Serious business; so serious, in fact, that it's regulated by the Federal Aviation Administration. The FAA requires that all aircraft maintenance be performed by a certified aircraft mechanic or by someone under the mechanic's supervision. You'll find two types of certifications: the airframe certification and the engine, or power plant, certification. Most airlines and maintenance shops want mechanics with both certifications.
What are the actual qualifications? You must be at least 18 years of age and speak (and write) fluent English. You must have at least 30 months of documented experience working on airframes and engines. No, that requirement doesn't mean your friend with an airplane watches you change his oil. You must work under the supervision of a certified aircraft mechanic, and your time must be verified by someone authorized to do so.
Thirty months of work experience will take you roughly 2 ½ years. Feel free to double-check our math. Don't even think of getting someone to fudge your experience records; the FAA doesn't look very kindly on that. However, you do have another option. The FAA will accept your completion of an FAA-approved aviation maintenance school program instead of the work experience. These schools typically last 18 to 24 months, and may be stand-alone technical schools or affiliated with a local community college. Instructors will combine classroom instruction with hands-on practice on actual aircraft. Some instructional segments will challenge you more than others.
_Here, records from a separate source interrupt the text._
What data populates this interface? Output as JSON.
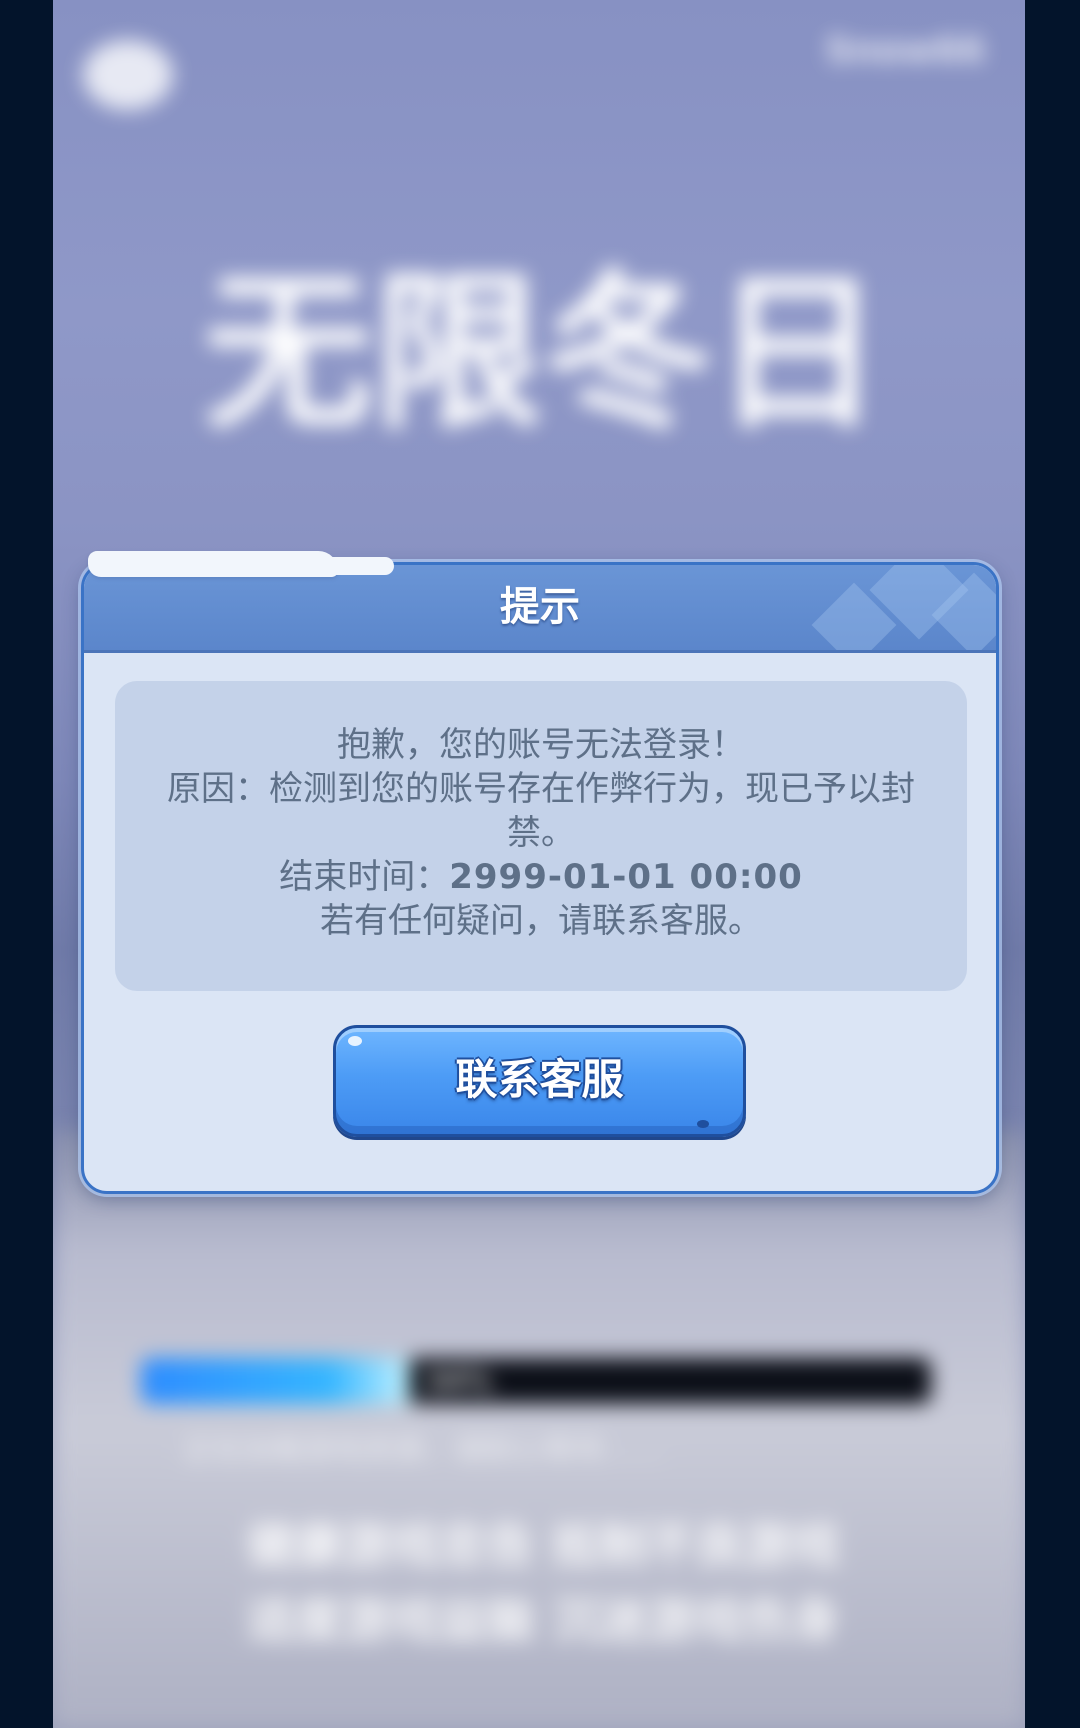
{
  "background": {
    "game_logo": "无限冬日",
    "top_right_text": "Snow66",
    "loading_percent_text": "34%",
    "loading_progress": 0.34,
    "tip_text": "正在加载游戏资源，请耐心等待……",
    "notice_lines": [
      "健康游戏忠告 抵制不良游戏",
      "适度游戏益脑 沉迷游戏伤身"
    ]
  },
  "dialog": {
    "title": "提示",
    "message": {
      "line1": "抱歉，您的账号无法登录！",
      "line2": "原因：检测到您的账号存在作弊行为，现已予以封",
      "line3": "禁。",
      "end_time_label": "结束时间：",
      "end_time_value": "2999-01-01 00:00",
      "line5": "若有任何疑问，请联系客服。"
    },
    "contact_button_label": "联系客服"
  },
  "colors": {
    "dialog_bg": "#dbe5f5",
    "header_bg": "#5b86cb",
    "message_bg": "#c4d2e9",
    "message_text": "#5e7088",
    "button_blue": "#4d9cf6",
    "side_bars": "#03142b"
  }
}
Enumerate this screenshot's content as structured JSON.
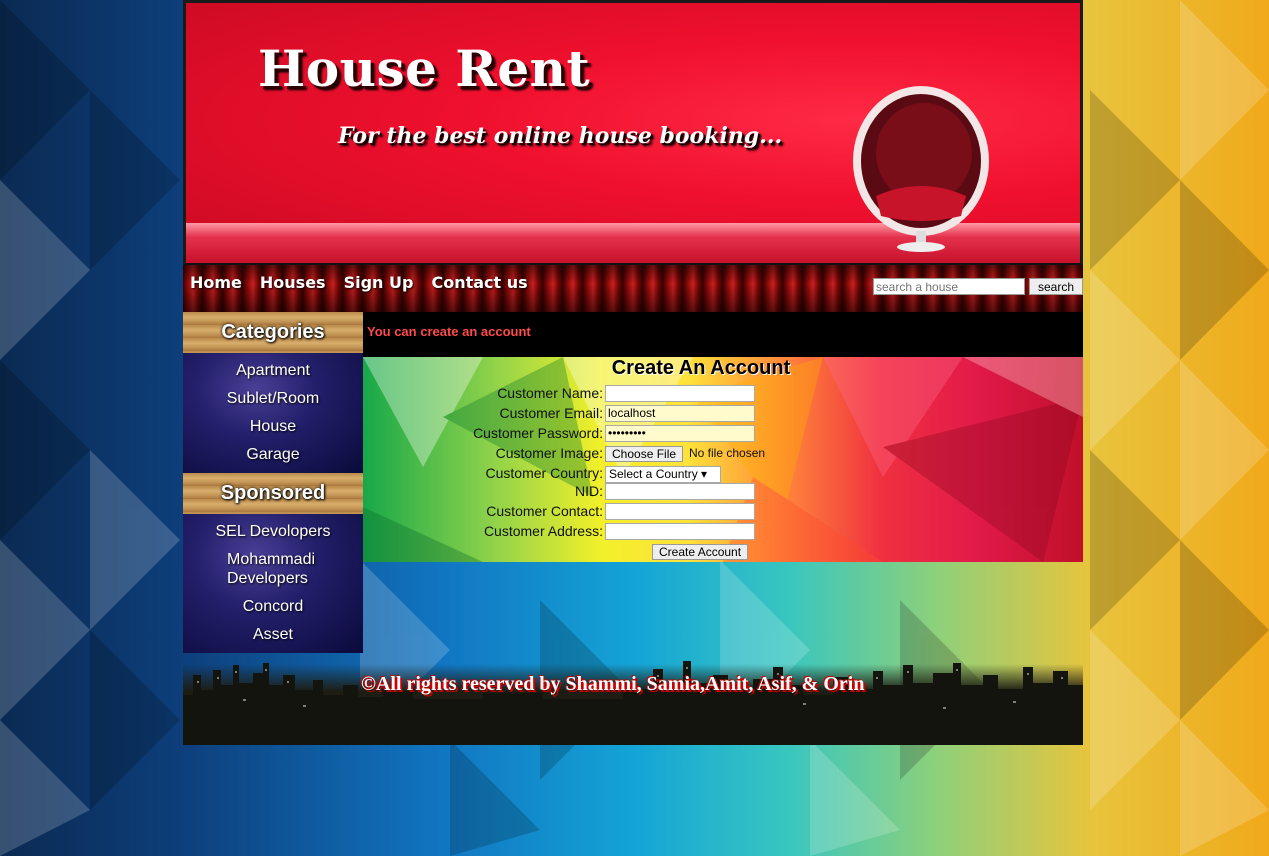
{
  "header": {
    "title": "House Rent",
    "tagline": "For the best online house booking..."
  },
  "nav": {
    "links": [
      "Home",
      "Houses",
      "Sign Up",
      "Contact us"
    ],
    "search_placeholder": "search a house",
    "search_button": "search"
  },
  "sidebar": {
    "categories_title": "Categories",
    "categories": [
      "Apartment",
      "Sublet/Room",
      "House",
      "Garage"
    ],
    "sponsored_title": "Sponsored",
    "sponsors": [
      "SEL Devolopers",
      "Mohammadi Developers",
      "Concord",
      "Asset"
    ]
  },
  "notice": "You can create an account",
  "form": {
    "title": "Create An Account",
    "fields": {
      "name": {
        "label": "Customer Name:",
        "value": ""
      },
      "email": {
        "label": "Customer Email:",
        "value": "localhost"
      },
      "password": {
        "label": "Customer Password:",
        "value": "•••••••••"
      },
      "image": {
        "label": "Customer Image:",
        "button": "Choose File",
        "status": "No file chosen"
      },
      "country": {
        "label": "Customer Country:",
        "value": "Select a Country ▾"
      },
      "nid": {
        "label": "NID:",
        "value": ""
      },
      "contact": {
        "label": "Customer Contact:",
        "value": ""
      },
      "address": {
        "label": "Customer Address:",
        "value": ""
      }
    },
    "submit": "Create Account"
  },
  "footer": {
    "text": "©All rights reserved by Shammi, Samia,Amit, Asif, & Orin"
  },
  "colors": {
    "header_red": "#f0102e",
    "notice_text": "#ff4a4a",
    "input_fill": "#fffbcc"
  }
}
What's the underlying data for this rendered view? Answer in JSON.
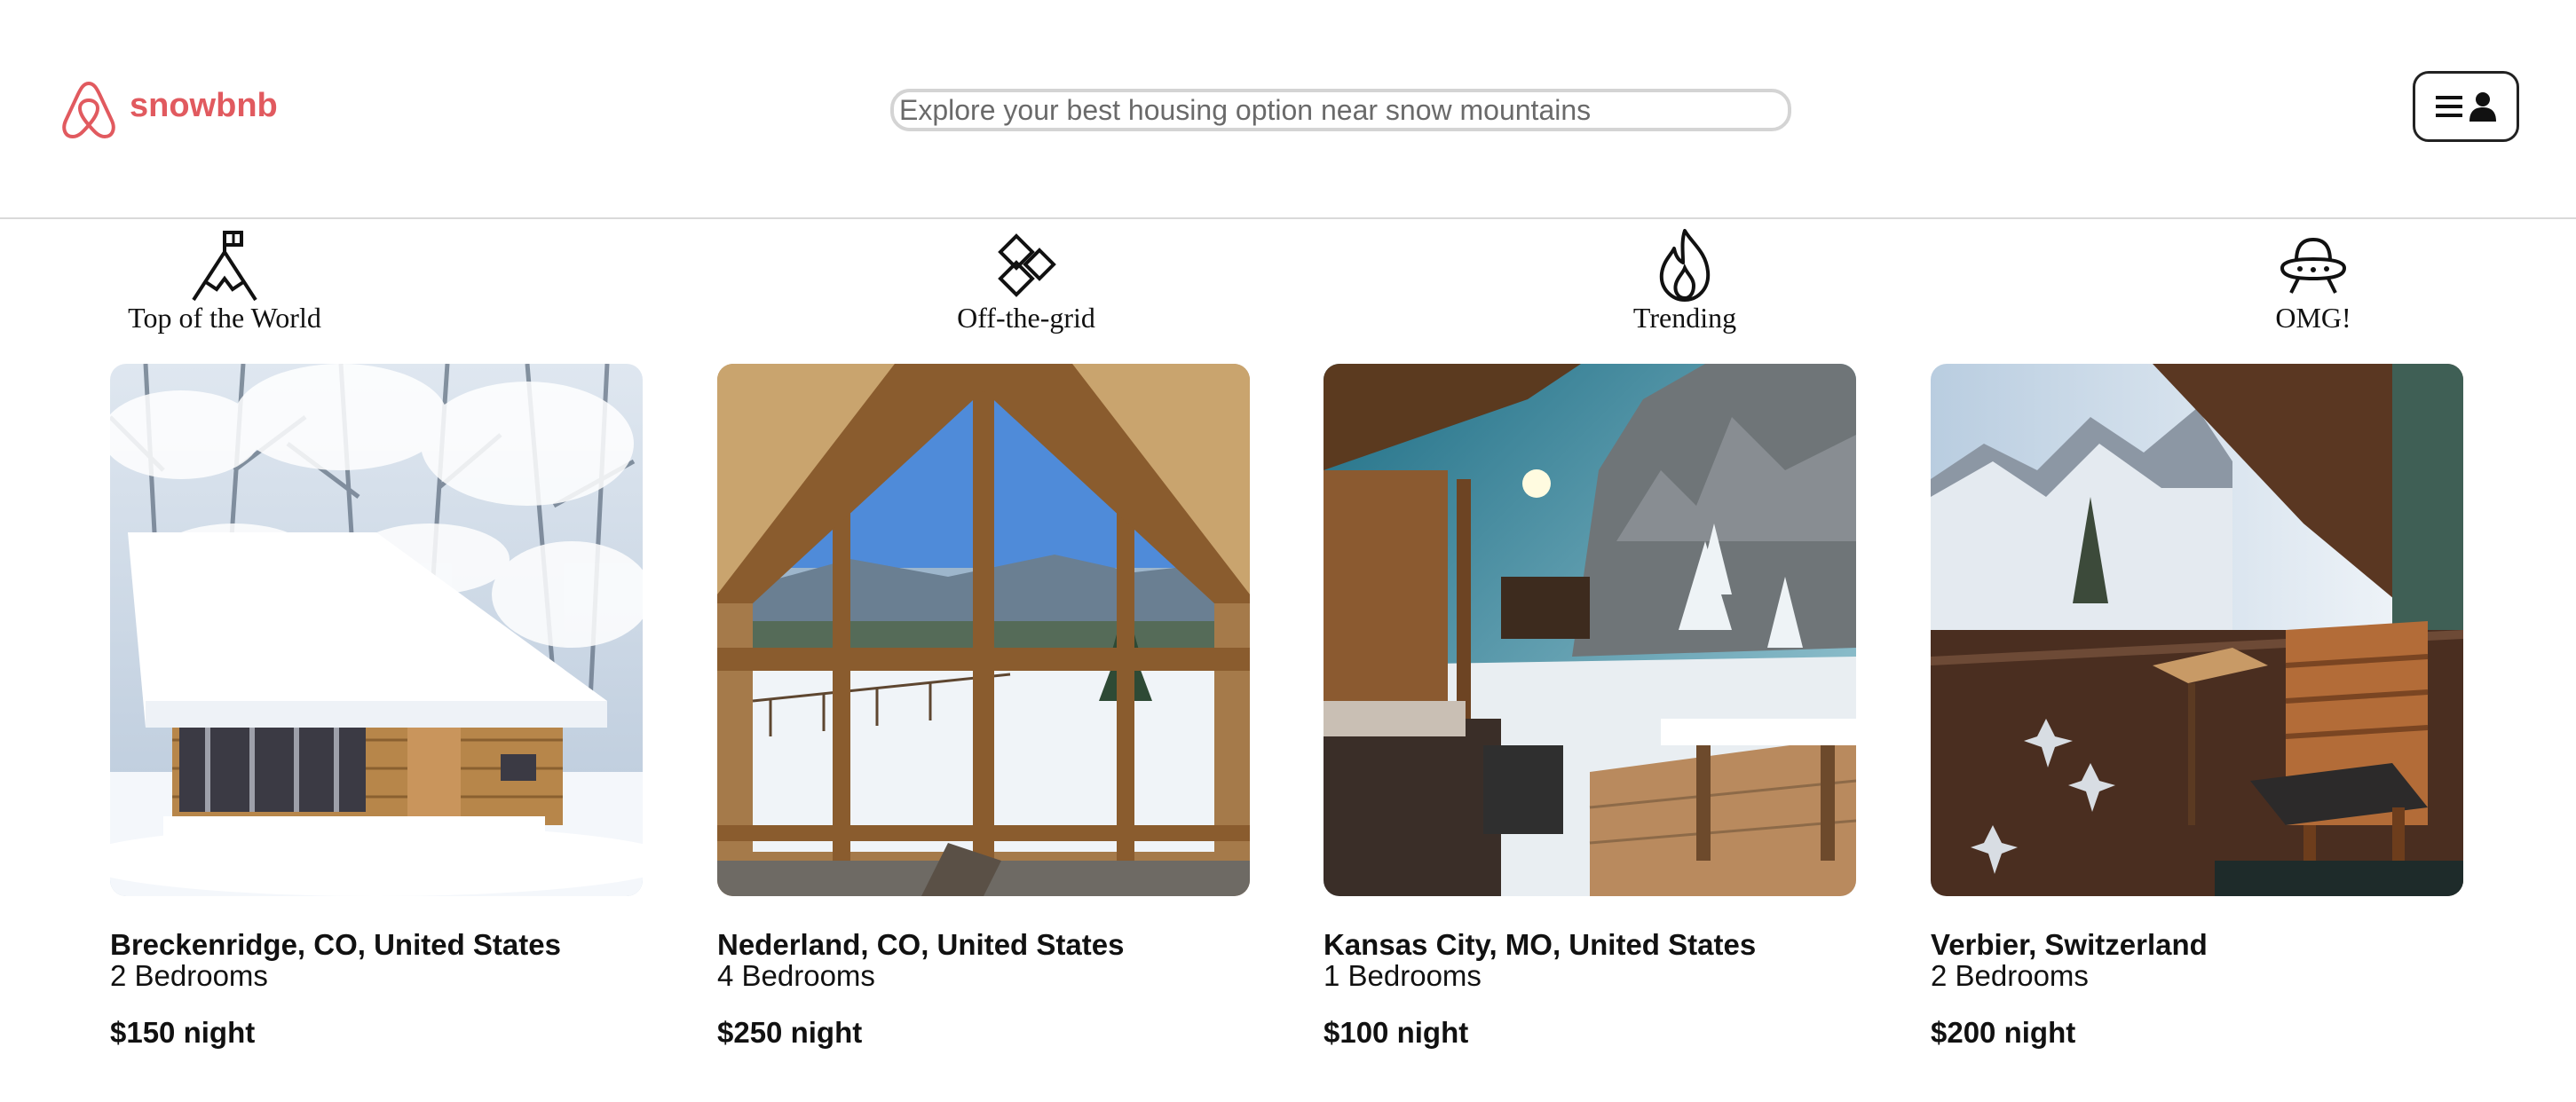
{
  "brand": {
    "name": "snowbnb",
    "color": "#e15a5f"
  },
  "search": {
    "placeholder": "Explore your best housing option near snow mountains"
  },
  "user_menu": {
    "icons": [
      "hamburger-icon",
      "user-icon"
    ]
  },
  "categories": [
    {
      "label": "Top of the World",
      "icon": "mountain-flag-icon"
    },
    {
      "label": "Off-the-grid",
      "icon": "diamonds-icon"
    },
    {
      "label": "Trending",
      "icon": "flame-icon"
    },
    {
      "label": "OMG!",
      "icon": "ufo-icon"
    }
  ],
  "listings": [
    {
      "location": "Breckenridge, CO, United States",
      "bedrooms": "2 Bedrooms",
      "price": "$150 night",
      "image": "snow-covered-cabin-photo"
    },
    {
      "location": "Nederland, CO, United States",
      "bedrooms": "4 Bedrooms",
      "price": "$250 night",
      "image": "a-frame-window-mountain-view-photo"
    },
    {
      "location": "Kansas City, MO, United States",
      "bedrooms": "1 Bedrooms",
      "price": "$100 night",
      "image": "snowy-terrace-cliff-photo"
    },
    {
      "location": "Verbier, Switzerland",
      "bedrooms": "2 Bedrooms",
      "price": "$200 night",
      "image": "balcony-alps-view-photo"
    }
  ]
}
Fast-forward to the end of the process. You've completed either the work experience or the aviation maintenance school requirements. You still have to pass the Airframe and/or Power Plant Exams. Recognizing that not all test candidates are equally prepared, test-prep schools have sprung up throughout the country. These short, intensive courses drill you on the actual types of questions you will encounter on the FAA's certification exams. While test-prep courses may provide useful reinforcement, these schools have often been criticized for churning out test candidates who will pass the exams but are ill-prepared to perform the actual work. If you choose this route, evaluate the school carefully; don't fall for a promise of a "guaranteed" result. You'll also have a practical exam with a certified examiner, and you're going to want to be prepared to pass that one, too. The examiner guy won't be as generous with the shortcuts.